But now — as the revenue models of media agencies have become a lot more complicated that simply taking a 15% margin — nearly all advertisers have a separate creative agency and media agency. Often those agencies may be ultimately owned by the same parent company, but the two will have very different P&Ls.
Reinhard believes the two should "never have been separated."
He said: "When the media explosion began in the US with the introduction of cable TV and multiple channels, we moved that when and where right up to the top. We asked when and where the consumer was most likely to engage with the brand message, and that started to influence the where and how."
Reinhard said many people in the ad industry tried to fight the separation, but clients couldn't argue with the economics: "When [media agency] Carat said GRPS [gross rating points — the metric by which TV ads are bought] are like pork bellies and soy beans — the more you buy the cheaper it is — clients couldn't resist."
But within Reinhard's parent company, Omnicom, there are already examples of the recombination of the media and creative functions. The company set up its "We Are Unlimited" agency late last year to serve McDonald's, which includes staff from its creative, digital, and media units. DDB New York, a creative agency, has begun hiring people like channel planners — media agency-type roles — to work with its creatives.
Reinhard said: "It [advertising] couldn't effectively work without that media discipline wedded to creative."
Setting DDB up for the "next phase."
Business Insider spoke to Reinhard on day two for DDB North America's first ever chief creative officer, Ari Weiss. DDB poached Weiss from BBH New York, where he worked on clients such as Netflix, Axe, and PlayStation as the agency's chief creative officer.
Weiss said he and Reinhard's viewpoints are "remarkably similar," despite peers thinking they may have a "radically different" point of view, given the points they are at in their careers. Throughout our conversation, Weiss chimed with Reinhard's view on where the ad industry is headed.
We ask for Weiss' predictions for advertising in 2017. Our conversation takes place just days before the Super Bowl, where a handful of brands decided to make political statements with their big game ads. Will we see more of the same this year? And is that the right thing to do?
Weiss said: "The piece I have taken out of this election the most is that our job as advertisers is to service the country and share the brands that have meaning. I think when you have a very divided country — and I'm taking my political views out of this ... one of the great insights I've always gleaned is that nothing brings us together as a community better than great stories that are relatable. We have a responsibility, more than ever, to be aware of the consumers we serve and their different viewpoints."

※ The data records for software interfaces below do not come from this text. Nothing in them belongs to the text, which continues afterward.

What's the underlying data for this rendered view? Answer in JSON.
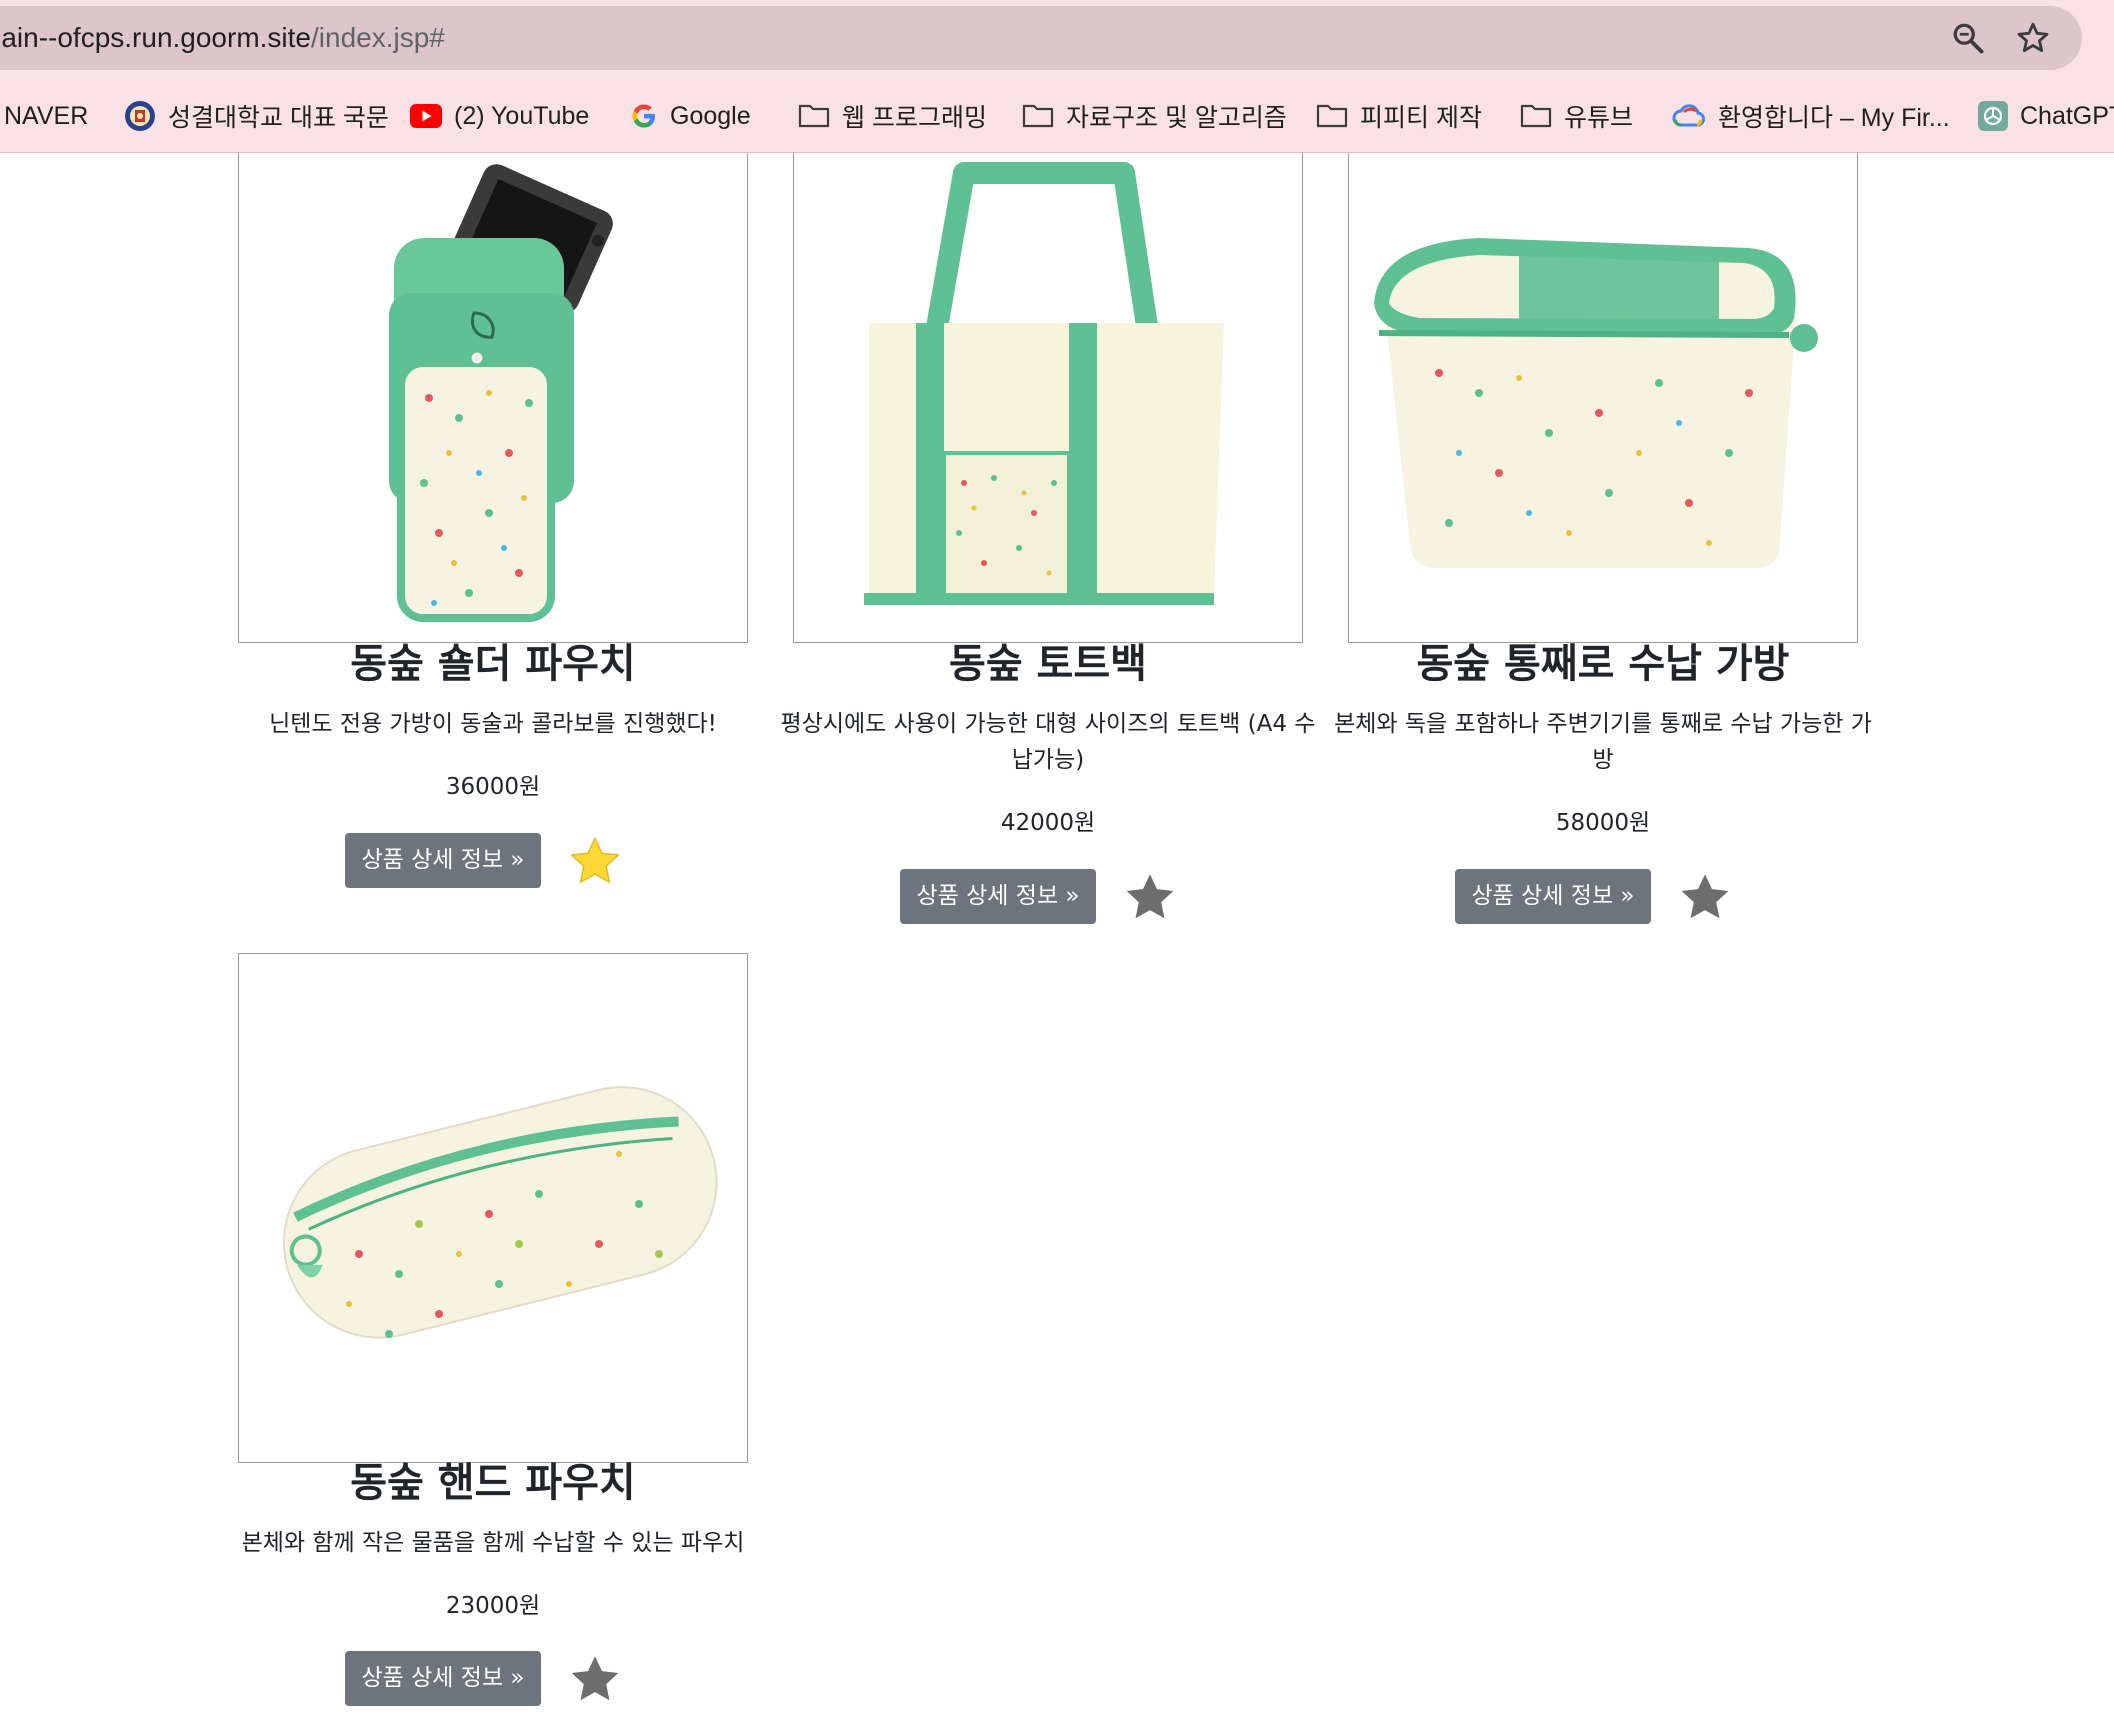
{
  "browser": {
    "url_host": "main--ofcps.run.goorm.site",
    "url_path": "/index.jsp#",
    "bookmarks": [
      {
        "label": "NAVER",
        "icon": "naver-icon"
      },
      {
        "label": "성결대학교 대표 국문",
        "icon": "university-seal-icon"
      },
      {
        "label": "(2) YouTube",
        "icon": "youtube-icon"
      },
      {
        "label": "Google",
        "icon": "google-icon"
      },
      {
        "label": "웹 프로그래밍",
        "icon": "folder-icon"
      },
      {
        "label": "자료구조 및 알고리즘",
        "icon": "folder-icon"
      },
      {
        "label": "피피티 제작",
        "icon": "folder-icon"
      },
      {
        "label": "유튜브",
        "icon": "folder-icon"
      },
      {
        "label": "환영합니다 – My Fir...",
        "icon": "google-cloud-icon"
      },
      {
        "label": "ChatGPT",
        "icon": "chatgpt-icon"
      }
    ]
  },
  "products": [
    {
      "name": "동숲 숄더 파우치",
      "description": "닌텐도 전용 가방이 동술과 콜라보를 진행했다!",
      "price": "36000원",
      "button": "상품 상세 정보 »",
      "favorite": true,
      "image": "shoulder-pouch-image"
    },
    {
      "name": "동숲 토트백",
      "description": "평상시에도 사용이 가능한 대형 사이즈의 토트백 (A4 수납가능)",
      "price": "42000원",
      "button": "상품 상세 정보 »",
      "favorite": false,
      "image": "tote-bag-image"
    },
    {
      "name": "동숲 통째로 수납 가방",
      "description": "본체와 독을 포함하나 주변기기를 통째로 수납 가능한 가방",
      "price": "58000원",
      "button": "상품 상세 정보 »",
      "favorite": false,
      "image": "storage-bag-image"
    },
    {
      "name": "동숲 핸드 파우치",
      "description": "본체와 함께 작은 물품을 함께 수납할 수 있는 파우치",
      "price": "23000원",
      "button": "상품 상세 정보 »",
      "favorite": false,
      "image": "hand-pouch-image"
    }
  ],
  "colors": {
    "favorite_on": "#fdd835",
    "favorite_off": "#6d6d6d",
    "button_bg": "#6c757d",
    "accent_green": "#5dc395"
  }
}
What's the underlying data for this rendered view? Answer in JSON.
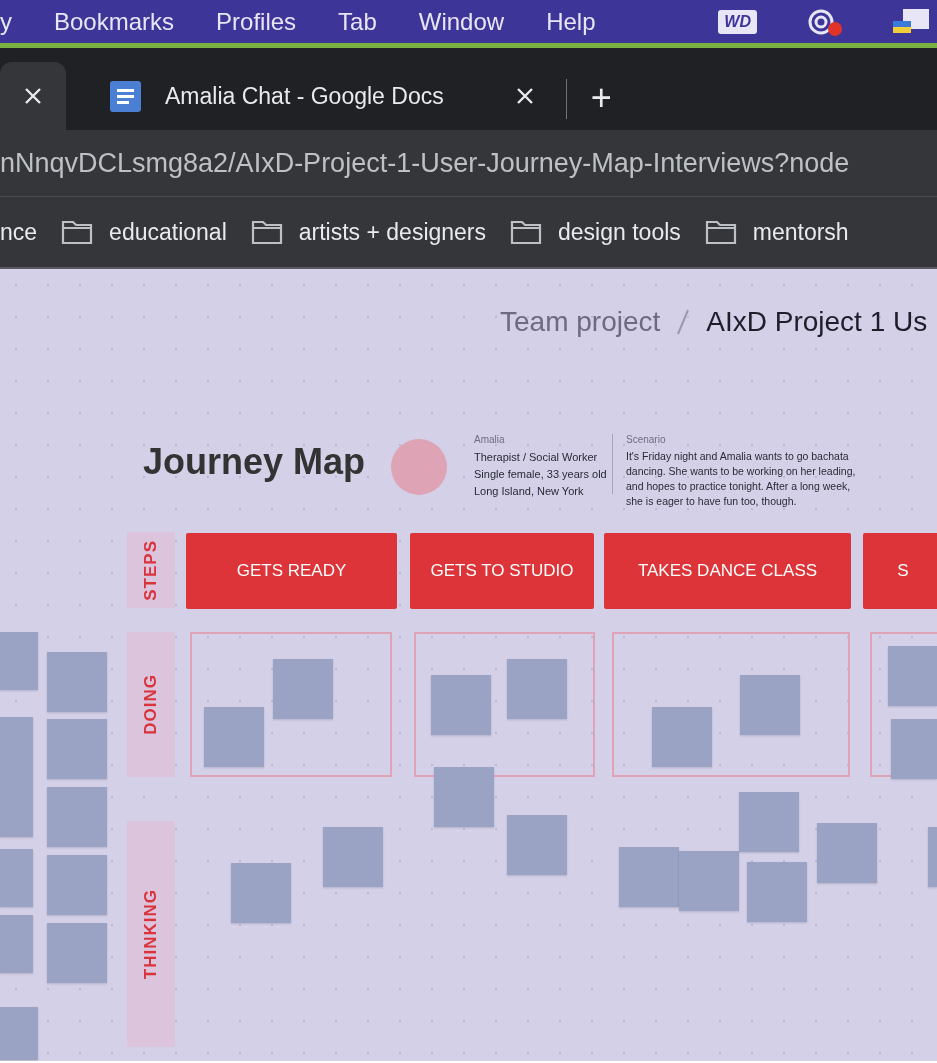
{
  "menu_bar": {
    "items": [
      "y",
      "Bookmarks",
      "Profiles",
      "Tab",
      "Window",
      "Help"
    ],
    "tray": {
      "wd_badge": "WD"
    }
  },
  "tabs": [
    {
      "selected": true
    },
    {
      "label": "Amalia Chat - Google Docs",
      "selected": false
    }
  ],
  "new_tab": "+",
  "address_bar": {
    "url": "nNnqvDCLsmg8a2/AIxD-Project-1-User-Journey-Map-Interviews?node"
  },
  "bookmarks": [
    {
      "label": "nce",
      "folder": false
    },
    {
      "label": "educational",
      "folder": true
    },
    {
      "label": "artists + designers",
      "folder": true
    },
    {
      "label": "design tools",
      "folder": true
    },
    {
      "label": "mentorsh",
      "folder": true
    }
  ],
  "breadcrumb": [
    "Team project",
    "AIxD Project 1 Us"
  ],
  "journey_map": {
    "title": "Journey Map",
    "persona": {
      "name": "Amalia",
      "lines": [
        "Therapist / Social Worker",
        "Single female, 33 years old",
        "Long Island, New York"
      ]
    },
    "scenario": {
      "heading": "Scenario",
      "text": "It's Friday night and Amalia wants to go bachata dancing. She wants to be working on her leading, and hopes to practice tonight. After a long week, she is eager to have fun too, though."
    },
    "lanes": [
      "STEPS",
      "DOING",
      "THINKING"
    ],
    "steps": [
      "GETS READY",
      "GETS TO STUDIO",
      "TAKES DANCE CLASS",
      "S"
    ]
  }
}
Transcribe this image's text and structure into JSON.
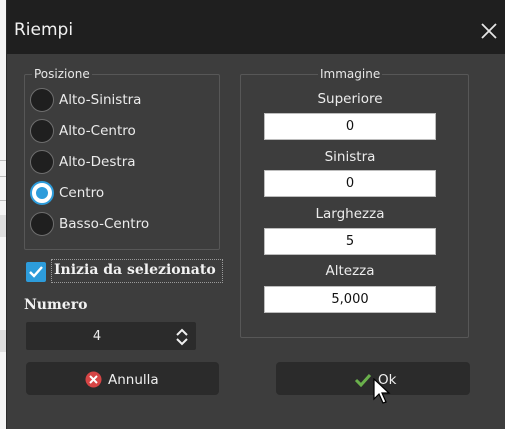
{
  "dialog": {
    "title": "Riempi"
  },
  "posizione": {
    "title": "Posizione",
    "options": [
      {
        "label": "Alto-Sinistra",
        "checked": false
      },
      {
        "label": "Alto-Centro",
        "checked": false
      },
      {
        "label": "Alto-Destra",
        "checked": false
      },
      {
        "label": "Centro",
        "checked": true
      },
      {
        "label": "Basso-Centro",
        "checked": false
      }
    ]
  },
  "immagine": {
    "title": "Immagine",
    "superiore_label": "Superiore",
    "superiore_value": "0",
    "sinistra_label": "Sinistra",
    "sinistra_value": "0",
    "larghezza_label": "Larghezza",
    "larghezza_value": "5",
    "altezza_label": "Altezza",
    "altezza_value": "5,000"
  },
  "inizia": {
    "label": "Inizia da selezionato",
    "checked": true
  },
  "numero": {
    "label": "Numero",
    "value": "4"
  },
  "buttons": {
    "cancel_label": "Annulla",
    "ok_label": "Ok"
  },
  "colors": {
    "accent": "#2d9cdb",
    "cancel_icon": "#d64545",
    "ok_icon": "#6ab04c",
    "dialog_bg": "#3d3d3d",
    "titlebar_bg": "#1f1f1f"
  }
}
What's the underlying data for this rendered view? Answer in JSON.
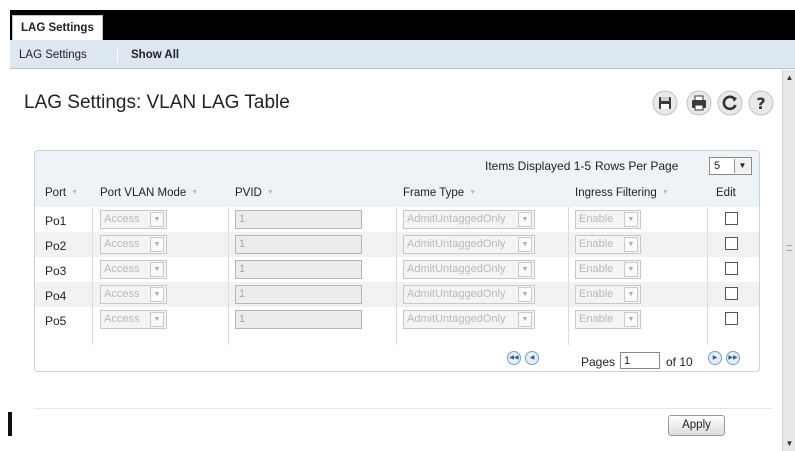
{
  "top_tab": {
    "label": "LAG Settings"
  },
  "subnav": {
    "items": [
      "LAG Settings",
      "Show All"
    ]
  },
  "page": {
    "title": "LAG Settings: VLAN LAG Table"
  },
  "toolbar": {
    "icons": [
      "save-icon",
      "print-icon",
      "refresh-icon",
      "help-icon"
    ]
  },
  "table": {
    "items_displayed": "Items Displayed 1-5",
    "rows_per_page_label": "Rows Per Page",
    "rows_per_page_value": "5",
    "columns": [
      "Port",
      "Port VLAN Mode",
      "PVID",
      "Frame Type",
      "Ingress Filtering",
      "Edit"
    ],
    "rows": [
      {
        "port": "Po1",
        "mode": "Access",
        "pvid": "1",
        "frame_type": "AdmitUntaggedOnly",
        "ingress": "Enable"
      },
      {
        "port": "Po2",
        "mode": "Access",
        "pvid": "1",
        "frame_type": "AdmitUntaggedOnly",
        "ingress": "Enable"
      },
      {
        "port": "Po3",
        "mode": "Access",
        "pvid": "1",
        "frame_type": "AdmitUntaggedOnly",
        "ingress": "Enable"
      },
      {
        "port": "Po4",
        "mode": "Access",
        "pvid": "1",
        "frame_type": "AdmitUntaggedOnly",
        "ingress": "Enable"
      },
      {
        "port": "Po5",
        "mode": "Access",
        "pvid": "1",
        "frame_type": "AdmitUntaggedOnly",
        "ingress": "Enable"
      }
    ]
  },
  "pager": {
    "pages_label": "Pages",
    "current_page": "1",
    "of_label": "of 10"
  },
  "footer": {
    "apply_label": "Apply"
  },
  "colors": {
    "nav_bar": "#000000",
    "subnav_bg": "#dce7f2",
    "panel_head": "#eef3f8"
  }
}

More From Business Insider
- Samsung's billionaire chief is now in a jail cell with a mattress on the floor and no shower
- Judge orders Trump's EPA pick to turn over more than 3,000 emails with fossil fuel companies the night before his confirmation
- Suburban women ditch Nordstrom and go on a cash-waving rampage to support Ivanka Trump